The world’s biggest miner warned Tuesday of an “overall slowing of global growth” amid the war in Ukraine, Europe’s energy crisis and global monetary tightening. The commentary -- from its latest quarterly output update -- echoed remarks from Rio last week. BHP also said cost pressures would linger over the coming 12 months, while Vale SA trimmed its full-year iron ore production guidance, due in part to “current market conditions.”
While profitability is still strong, both miners “are trying to prepare the market in case we see a significant slowdown in Chinese demand,” Gavin Wendt, a senior resource analyst at MineLife Pty said by phone. “The tougher conditions are coming at a time when prices they’re receiving from commodities are easing, putting pressure on margins.”

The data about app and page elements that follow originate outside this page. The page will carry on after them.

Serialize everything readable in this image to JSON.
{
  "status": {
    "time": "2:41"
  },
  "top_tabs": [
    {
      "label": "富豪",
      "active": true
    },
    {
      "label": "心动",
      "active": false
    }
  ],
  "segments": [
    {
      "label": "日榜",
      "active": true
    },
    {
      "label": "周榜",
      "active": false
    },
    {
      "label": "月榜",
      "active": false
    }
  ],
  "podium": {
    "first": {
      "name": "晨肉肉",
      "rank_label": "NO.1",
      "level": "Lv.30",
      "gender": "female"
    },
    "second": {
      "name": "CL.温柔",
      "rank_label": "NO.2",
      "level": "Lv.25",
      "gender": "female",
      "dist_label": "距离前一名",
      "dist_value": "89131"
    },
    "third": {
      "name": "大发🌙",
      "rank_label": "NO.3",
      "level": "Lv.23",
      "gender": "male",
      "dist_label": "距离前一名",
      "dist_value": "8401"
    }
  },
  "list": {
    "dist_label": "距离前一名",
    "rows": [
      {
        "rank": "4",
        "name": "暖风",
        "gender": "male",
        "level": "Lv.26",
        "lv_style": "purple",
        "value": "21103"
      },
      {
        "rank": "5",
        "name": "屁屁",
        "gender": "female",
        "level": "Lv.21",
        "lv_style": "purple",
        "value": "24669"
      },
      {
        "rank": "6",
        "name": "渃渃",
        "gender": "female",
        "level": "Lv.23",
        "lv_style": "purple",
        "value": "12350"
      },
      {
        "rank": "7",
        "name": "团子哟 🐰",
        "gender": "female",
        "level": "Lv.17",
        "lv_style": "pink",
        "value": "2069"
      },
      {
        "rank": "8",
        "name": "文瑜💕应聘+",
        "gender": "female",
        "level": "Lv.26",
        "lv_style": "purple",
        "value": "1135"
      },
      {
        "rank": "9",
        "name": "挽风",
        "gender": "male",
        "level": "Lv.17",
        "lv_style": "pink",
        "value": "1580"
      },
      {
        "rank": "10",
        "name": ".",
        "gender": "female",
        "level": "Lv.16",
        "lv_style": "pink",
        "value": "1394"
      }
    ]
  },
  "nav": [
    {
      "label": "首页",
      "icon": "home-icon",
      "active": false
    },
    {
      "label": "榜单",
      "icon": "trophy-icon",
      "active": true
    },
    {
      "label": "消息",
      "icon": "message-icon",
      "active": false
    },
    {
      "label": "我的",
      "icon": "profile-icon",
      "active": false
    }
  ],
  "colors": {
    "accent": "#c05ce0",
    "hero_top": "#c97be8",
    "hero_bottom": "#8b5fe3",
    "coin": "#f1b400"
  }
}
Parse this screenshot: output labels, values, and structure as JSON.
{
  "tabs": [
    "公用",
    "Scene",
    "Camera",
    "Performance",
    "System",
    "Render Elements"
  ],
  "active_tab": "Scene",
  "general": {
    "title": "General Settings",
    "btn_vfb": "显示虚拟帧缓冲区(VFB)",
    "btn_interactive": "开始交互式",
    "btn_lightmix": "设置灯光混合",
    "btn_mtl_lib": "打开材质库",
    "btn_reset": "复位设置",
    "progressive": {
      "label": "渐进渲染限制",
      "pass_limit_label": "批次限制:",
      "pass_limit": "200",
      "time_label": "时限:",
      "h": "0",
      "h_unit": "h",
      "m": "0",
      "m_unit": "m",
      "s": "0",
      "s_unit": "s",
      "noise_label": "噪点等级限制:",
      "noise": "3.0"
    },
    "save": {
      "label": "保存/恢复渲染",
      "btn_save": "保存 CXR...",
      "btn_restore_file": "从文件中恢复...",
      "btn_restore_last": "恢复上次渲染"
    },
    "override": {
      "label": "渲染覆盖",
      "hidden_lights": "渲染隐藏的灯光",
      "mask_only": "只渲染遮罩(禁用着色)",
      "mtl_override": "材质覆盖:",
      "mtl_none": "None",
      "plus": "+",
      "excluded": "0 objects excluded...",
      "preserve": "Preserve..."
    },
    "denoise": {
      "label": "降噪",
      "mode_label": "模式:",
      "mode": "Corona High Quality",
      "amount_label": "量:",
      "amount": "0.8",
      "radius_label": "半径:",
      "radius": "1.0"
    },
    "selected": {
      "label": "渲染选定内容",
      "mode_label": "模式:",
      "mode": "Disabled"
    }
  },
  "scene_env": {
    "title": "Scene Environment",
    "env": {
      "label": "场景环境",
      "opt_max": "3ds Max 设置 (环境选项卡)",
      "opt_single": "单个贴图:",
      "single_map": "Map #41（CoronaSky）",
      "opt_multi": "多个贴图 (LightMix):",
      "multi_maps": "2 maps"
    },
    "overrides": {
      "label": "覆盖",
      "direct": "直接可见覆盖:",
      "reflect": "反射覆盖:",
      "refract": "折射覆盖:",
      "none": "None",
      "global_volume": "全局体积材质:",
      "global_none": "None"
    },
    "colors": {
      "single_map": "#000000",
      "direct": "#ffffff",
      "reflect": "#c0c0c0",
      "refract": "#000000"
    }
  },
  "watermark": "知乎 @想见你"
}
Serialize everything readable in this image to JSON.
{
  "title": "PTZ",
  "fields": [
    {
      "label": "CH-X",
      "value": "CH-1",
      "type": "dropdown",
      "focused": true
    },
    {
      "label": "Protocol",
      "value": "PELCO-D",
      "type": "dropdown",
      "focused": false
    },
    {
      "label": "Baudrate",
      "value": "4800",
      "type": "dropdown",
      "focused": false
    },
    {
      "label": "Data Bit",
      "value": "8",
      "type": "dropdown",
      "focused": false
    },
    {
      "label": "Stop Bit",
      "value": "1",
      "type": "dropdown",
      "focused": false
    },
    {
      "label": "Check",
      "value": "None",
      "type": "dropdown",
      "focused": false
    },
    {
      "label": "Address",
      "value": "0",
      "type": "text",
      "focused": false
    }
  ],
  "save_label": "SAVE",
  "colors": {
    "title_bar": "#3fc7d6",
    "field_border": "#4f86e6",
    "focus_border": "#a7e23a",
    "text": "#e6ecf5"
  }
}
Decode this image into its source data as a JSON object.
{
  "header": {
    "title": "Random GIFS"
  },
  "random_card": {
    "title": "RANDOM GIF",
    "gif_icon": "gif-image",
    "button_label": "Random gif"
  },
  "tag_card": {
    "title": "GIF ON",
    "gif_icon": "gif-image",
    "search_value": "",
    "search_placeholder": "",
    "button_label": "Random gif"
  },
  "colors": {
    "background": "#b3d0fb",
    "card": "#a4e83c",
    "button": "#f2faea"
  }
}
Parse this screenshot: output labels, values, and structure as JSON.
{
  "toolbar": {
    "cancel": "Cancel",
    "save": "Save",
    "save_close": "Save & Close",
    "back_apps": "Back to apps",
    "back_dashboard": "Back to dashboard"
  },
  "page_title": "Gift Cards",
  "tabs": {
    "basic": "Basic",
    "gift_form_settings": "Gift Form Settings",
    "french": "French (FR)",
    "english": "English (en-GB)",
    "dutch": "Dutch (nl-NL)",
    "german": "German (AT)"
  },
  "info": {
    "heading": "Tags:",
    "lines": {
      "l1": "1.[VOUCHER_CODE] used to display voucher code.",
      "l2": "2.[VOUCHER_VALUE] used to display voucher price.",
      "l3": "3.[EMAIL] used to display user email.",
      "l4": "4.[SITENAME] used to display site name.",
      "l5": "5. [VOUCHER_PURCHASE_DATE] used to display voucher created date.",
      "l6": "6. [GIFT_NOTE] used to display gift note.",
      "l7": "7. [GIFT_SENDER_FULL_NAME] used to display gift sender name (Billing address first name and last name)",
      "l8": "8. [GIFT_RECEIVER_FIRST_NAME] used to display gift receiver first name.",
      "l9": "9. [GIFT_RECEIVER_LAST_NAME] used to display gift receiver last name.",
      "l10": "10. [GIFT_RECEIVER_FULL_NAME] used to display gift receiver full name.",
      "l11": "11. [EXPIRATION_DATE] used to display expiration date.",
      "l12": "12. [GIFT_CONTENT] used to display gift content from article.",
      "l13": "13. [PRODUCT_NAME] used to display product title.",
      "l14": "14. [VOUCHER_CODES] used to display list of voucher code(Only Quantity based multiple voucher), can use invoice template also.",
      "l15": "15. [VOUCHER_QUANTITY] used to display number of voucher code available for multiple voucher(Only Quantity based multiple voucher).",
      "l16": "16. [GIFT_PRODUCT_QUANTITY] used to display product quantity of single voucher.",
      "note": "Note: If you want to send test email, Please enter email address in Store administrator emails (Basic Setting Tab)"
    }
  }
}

Commodities prices have slumped in recent months as demand wavers in China and forecasts multiply for recessions across developed economies. Iron ore, the biggest earner for both companies, plunged below US$100 a ton last week as China tackled fresh turmoil in its beleaguered property market, including a wave of homebuyer boycotts of mortgage payments.
At the same time, miners face rising costs. “We expect the lag effect of inflationary pressures to continue through the 2023 financial year, along with labor market tightness and supply chain constraints,” BHP’s Chief Executive Officer Mike Henry said in the statement.
Stimulus measures in China would boost growth there over the coming year, Henry said. Asia’s biggest economy grew by only 0.4 per cent last quarter, and there’s uncertainty over when government steps to shore up the economy will take effect. Rio has described the headwinds in China as “considerable.”
BHP’s shipments of the steel-making material from Western Australia’s Pilbara region reached 72.8 million tons in the three months ended June 30, down 1.2 per cent from a year earlier and up 8.5 per cent from the previous quarter, which was impacted by COVID-19 disruptions. That compares with a median estimate from three analysts of 73.1 million tons. Rio last week announced a 5 per cent increase in its quarterly iron ore shipments.
Vale, which vies with BHP for the No. 2 spot behind Rio in iron ore output, churned out 74.1 million tons of the steelmaking ingredient last quarter, missing estimates. The Brazilian mining giant also sounded the alarm as it cut its iron ore output guidance for 2022 to 310-320 million tons of iron ore, from a previous forecast of 320-335 million tons.
The Rio de Janeiro-based company is seeking greater flexibility in production “due to current market conditions,” it said Tuesday. Vale is sticking to its “value over volume” strategy, which focuses on margin maximization.
“There’s definitely been more uncertainty seen in some time and that’s been reflected in the outlook” provided by BHP and Rio, said David Radclyffe, senior mining analyst at Global Mining Research Pty Ltd. Still, he added “their balance sheets have never been so good; they’re well-placed” to weather the downturn.
BHP is due to report its earnings for the period on Aug. 16. On Tuesday it forecast iron ore output from its Western Australian operations for the year started July 1 of between 246 million tons and 256 million tons, after it reached 253 million tons in the 12 months just completed.